-------- Material provided --------

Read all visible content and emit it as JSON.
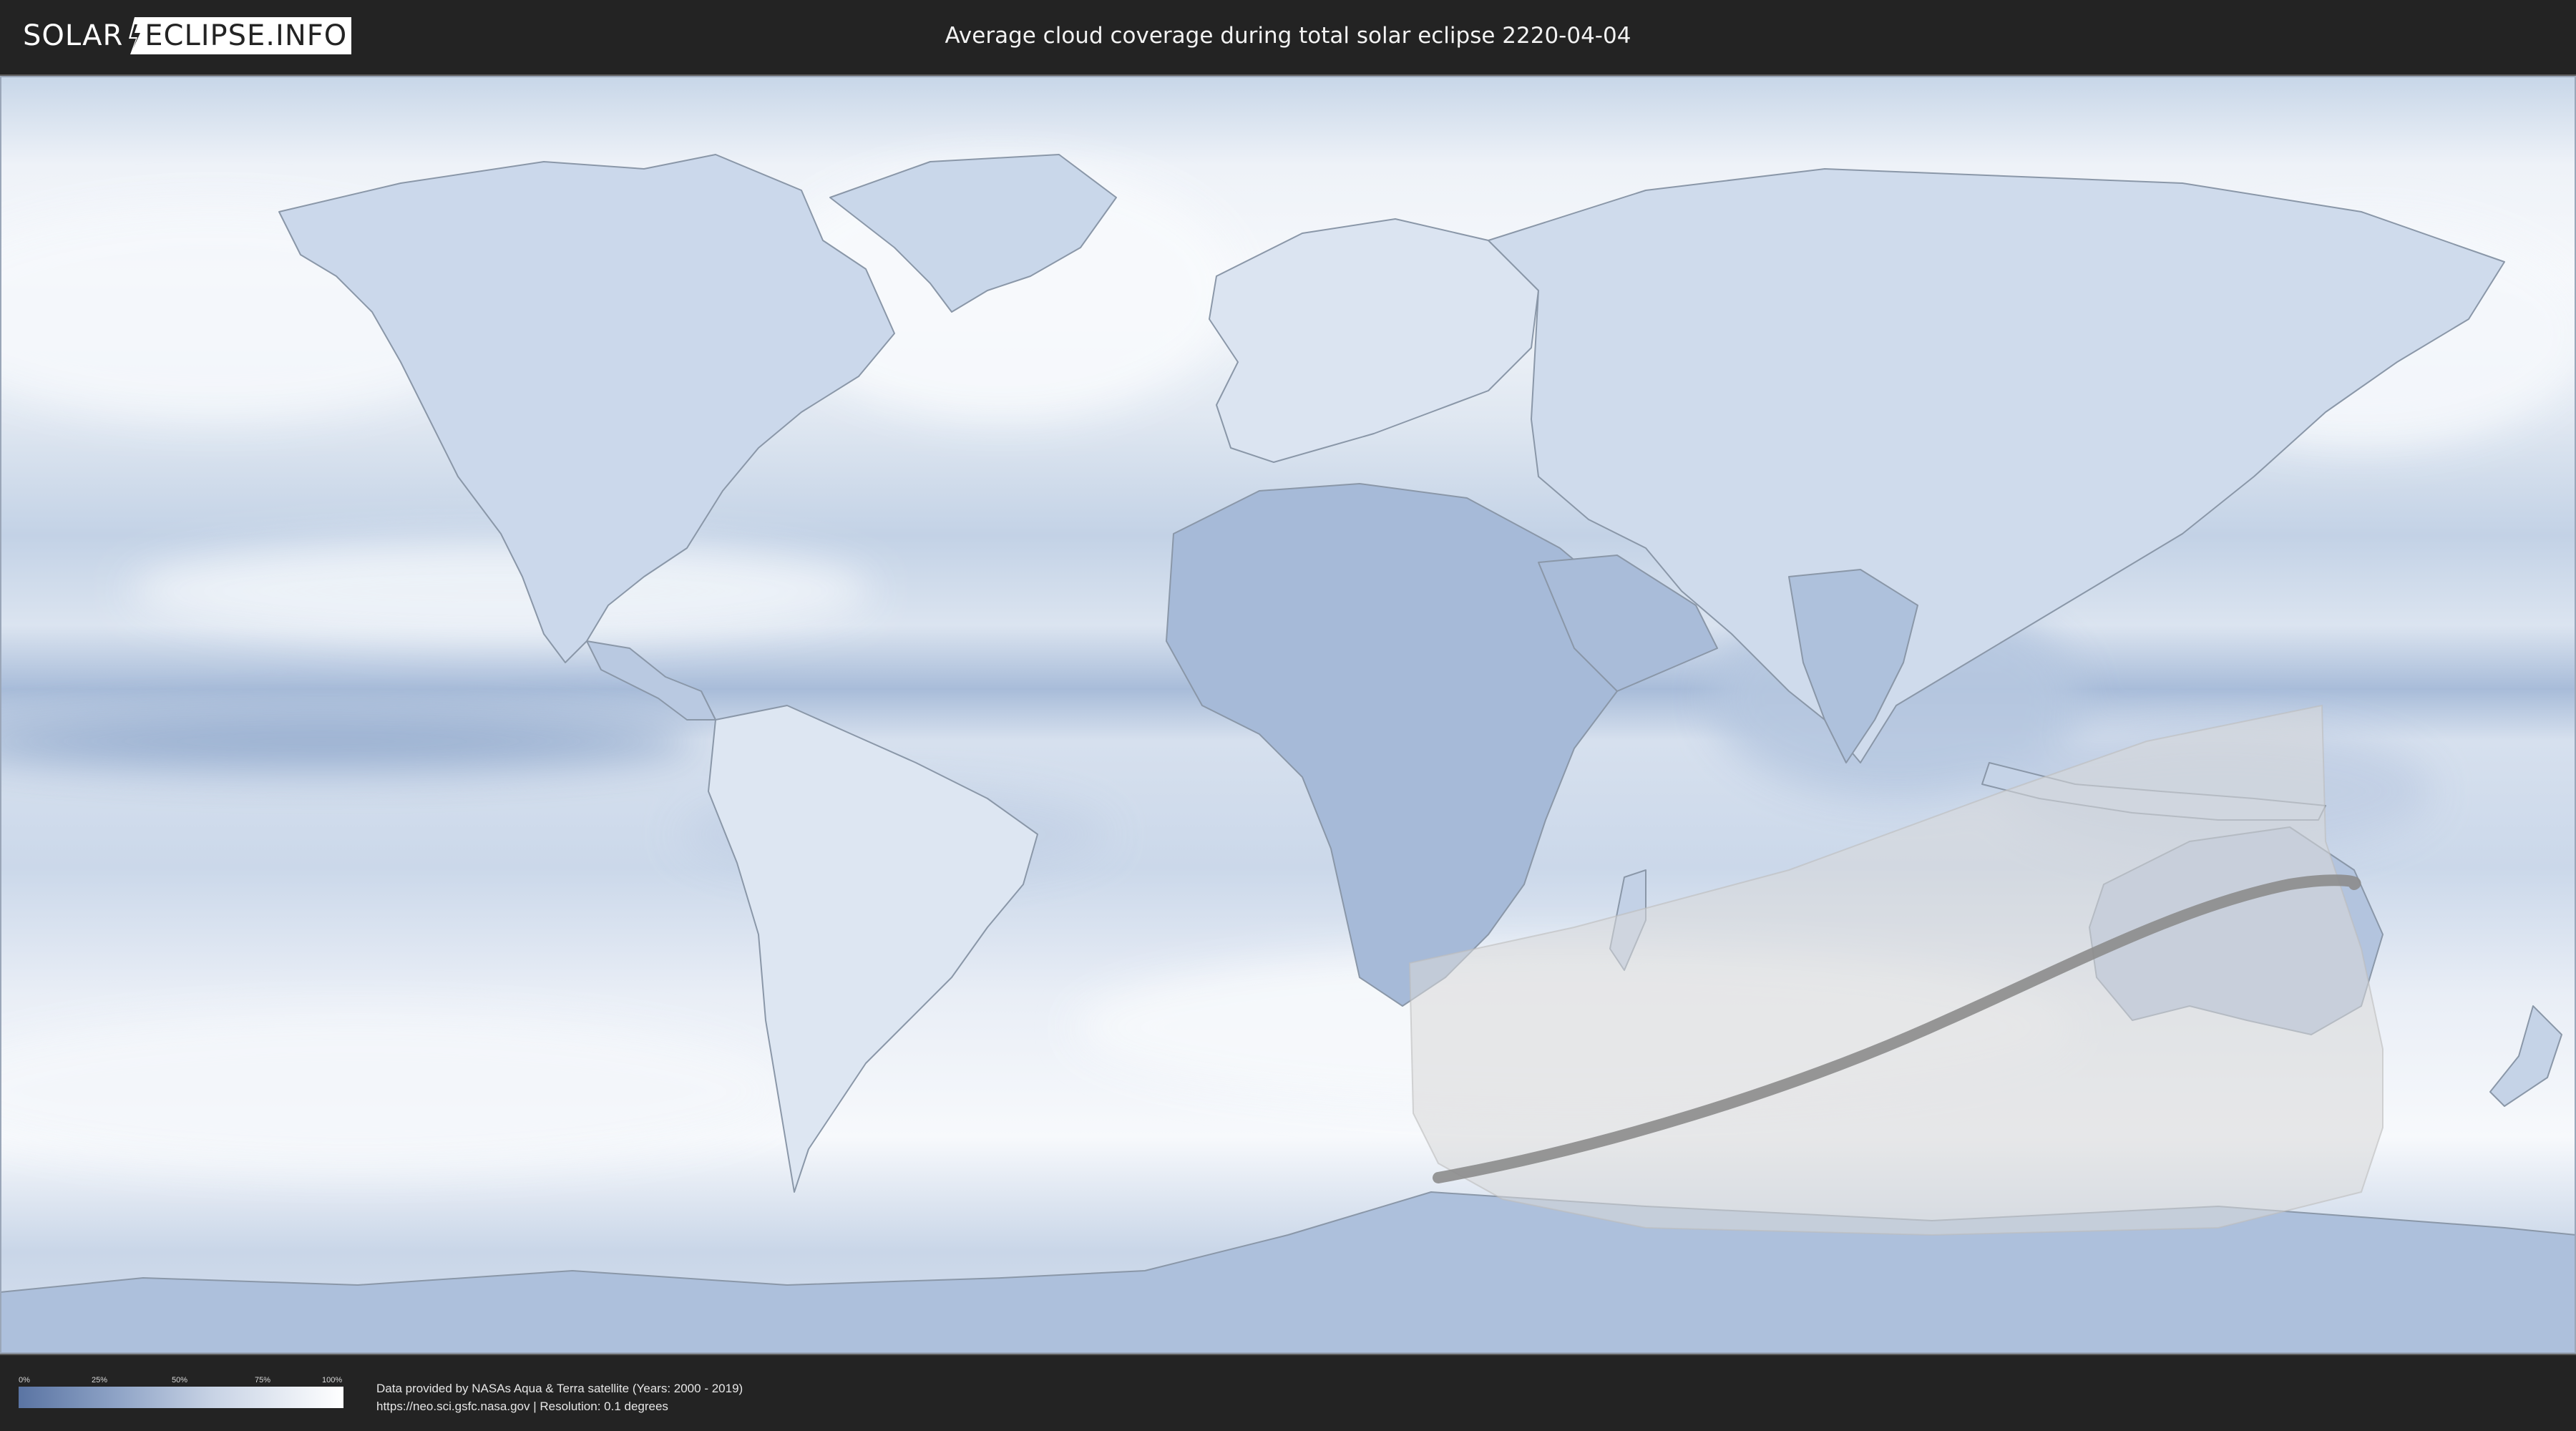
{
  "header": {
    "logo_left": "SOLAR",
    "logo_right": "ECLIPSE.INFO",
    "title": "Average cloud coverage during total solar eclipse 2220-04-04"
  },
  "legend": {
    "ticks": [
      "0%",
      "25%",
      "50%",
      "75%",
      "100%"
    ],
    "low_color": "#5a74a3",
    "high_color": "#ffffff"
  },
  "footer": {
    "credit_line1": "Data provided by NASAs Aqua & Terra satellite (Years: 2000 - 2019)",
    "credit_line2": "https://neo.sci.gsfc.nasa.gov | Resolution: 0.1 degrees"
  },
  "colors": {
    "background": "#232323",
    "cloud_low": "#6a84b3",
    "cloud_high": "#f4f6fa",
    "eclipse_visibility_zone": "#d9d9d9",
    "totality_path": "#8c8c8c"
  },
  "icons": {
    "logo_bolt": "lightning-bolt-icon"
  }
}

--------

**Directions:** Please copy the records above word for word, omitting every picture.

**Task output:**
Read all visible content and emit it as JSON.
{
  "header": {
    "logo_left": "SOLAR",
    "logo_right": "ECLIPSE.INFO",
    "title": "Average cloud coverage during total solar eclipse 2220-04-04"
  },
  "legend": {
    "ticks": [
      "0%",
      "25%",
      "50%",
      "75%",
      "100%"
    ],
    "low_color": "#5a74a3",
    "high_color": "#ffffff"
  },
  "footer": {
    "credit_line1": "Data provided by NASAs Aqua & Terra satellite (Years: 2000 - 2019)",
    "credit_line2": "https://neo.sci.gsfc.nasa.gov | Resolution: 0.1 degrees"
  },
  "colors": {
    "background": "#232323",
    "cloud_low": "#6a84b3",
    "cloud_high": "#f4f6fa",
    "eclipse_visibility_zone": "#d9d9d9",
    "totality_path": "#8c8c8c"
  },
  "icons": {
    "logo_bolt": "lightning-bolt-icon"
  }
}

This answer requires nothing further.